> TASK BRIEF
Lines of the listing that contain "time" need to be copied.

········

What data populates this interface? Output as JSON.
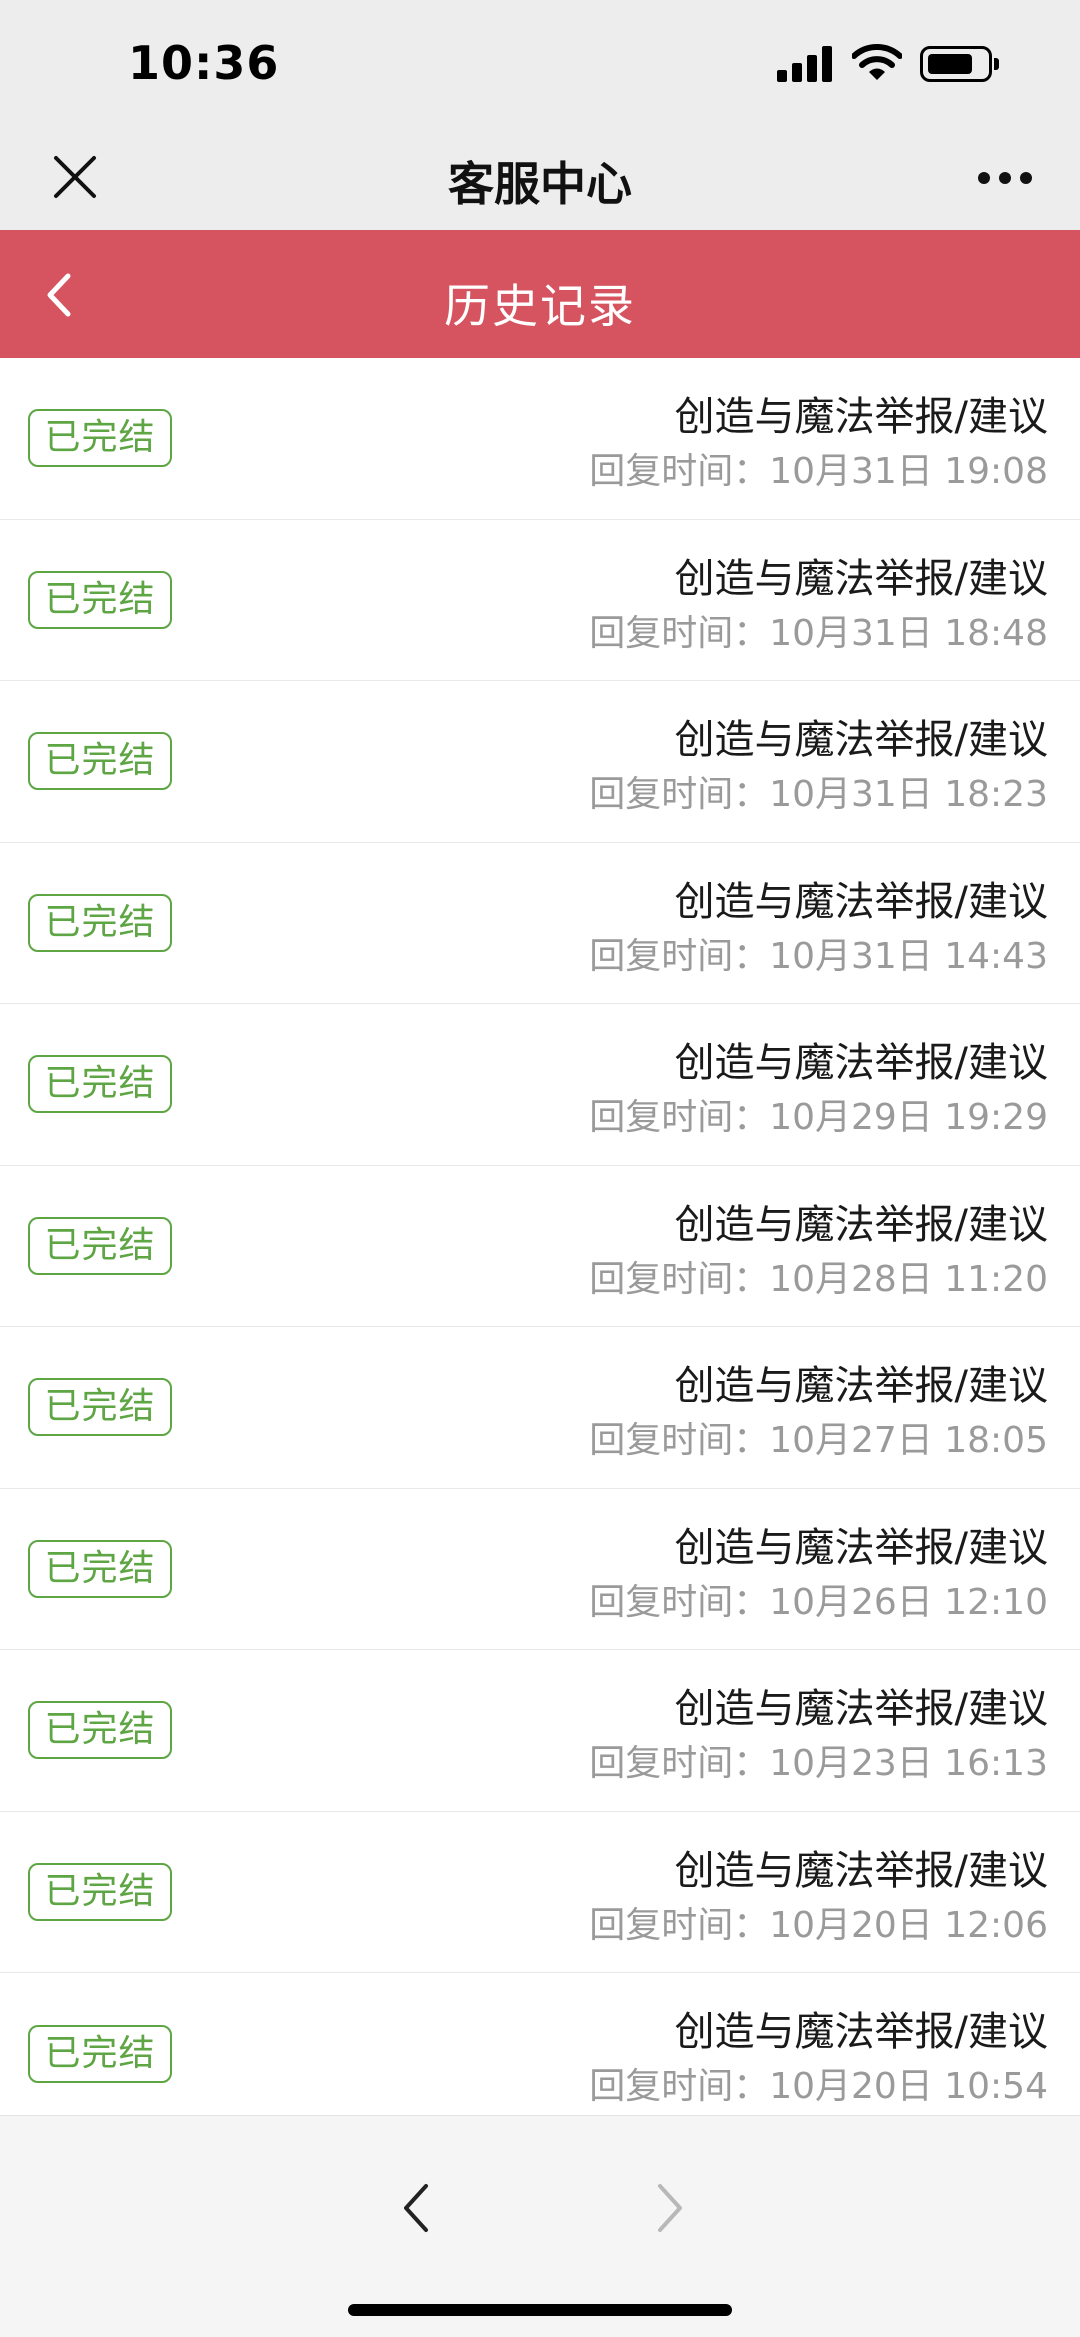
{
  "status_bar": {
    "time": "10:36"
  },
  "header": {
    "title": "客服中心",
    "close_icon": "close-icon",
    "more_icon": "more-icon"
  },
  "sub_header": {
    "title": "历史记录",
    "back_icon": "chevron-left-icon",
    "color": "#d55460"
  },
  "records": [
    {
      "status": "已完结",
      "title": "创造与魔法举报/建议",
      "time": "回复时间：10月31日 19:08"
    },
    {
      "status": "已完结",
      "title": "创造与魔法举报/建议",
      "time": "回复时间：10月31日 18:48"
    },
    {
      "status": "已完结",
      "title": "创造与魔法举报/建议",
      "time": "回复时间：10月31日 18:23"
    },
    {
      "status": "已完结",
      "title": "创造与魔法举报/建议",
      "time": "回复时间：10月31日 14:43"
    },
    {
      "status": "已完结",
      "title": "创造与魔法举报/建议",
      "time": "回复时间：10月29日 19:29"
    },
    {
      "status": "已完结",
      "title": "创造与魔法举报/建议",
      "time": "回复时间：10月28日 11:20"
    },
    {
      "status": "已完结",
      "title": "创造与魔法举报/建议",
      "time": "回复时间：10月27日 18:05"
    },
    {
      "status": "已完结",
      "title": "创造与魔法举报/建议",
      "time": "回复时间：10月26日 12:10"
    },
    {
      "status": "已完结",
      "title": "创造与魔法举报/建议",
      "time": "回复时间：10月23日 16:13"
    },
    {
      "status": "已完结",
      "title": "创造与魔法举报/建议",
      "time": "回复时间：10月20日 12:06"
    },
    {
      "status": "已完结",
      "title": "创造与魔法举报/建议",
      "time": "回复时间：10月20日 10:54"
    }
  ],
  "colors": {
    "badge_green": "#5ea544",
    "accent_red": "#d55460"
  }
}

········

> RESPONSE BOX
    "time": "10:36"
      "time": "回复时间：10月31日 19:08"
      "time": "回复时间：10月31日 18:48"
      "time": "回复时间：10月31日 18:23"
      "time": "回复时间：10月31日 14:43"
      "time": "回复时间：10月29日 19:29"
      "time": "回复时间：10月28日 11:20"
      "time": "回复时间：10月27日 18:05"
      "time": "回复时间：10月26日 12:10"
      "time": "回复时间：10月23日 16:13"
      "time": "回复时间：10月20日 12:06"
      "time": "回复时间：10月20日 10:54"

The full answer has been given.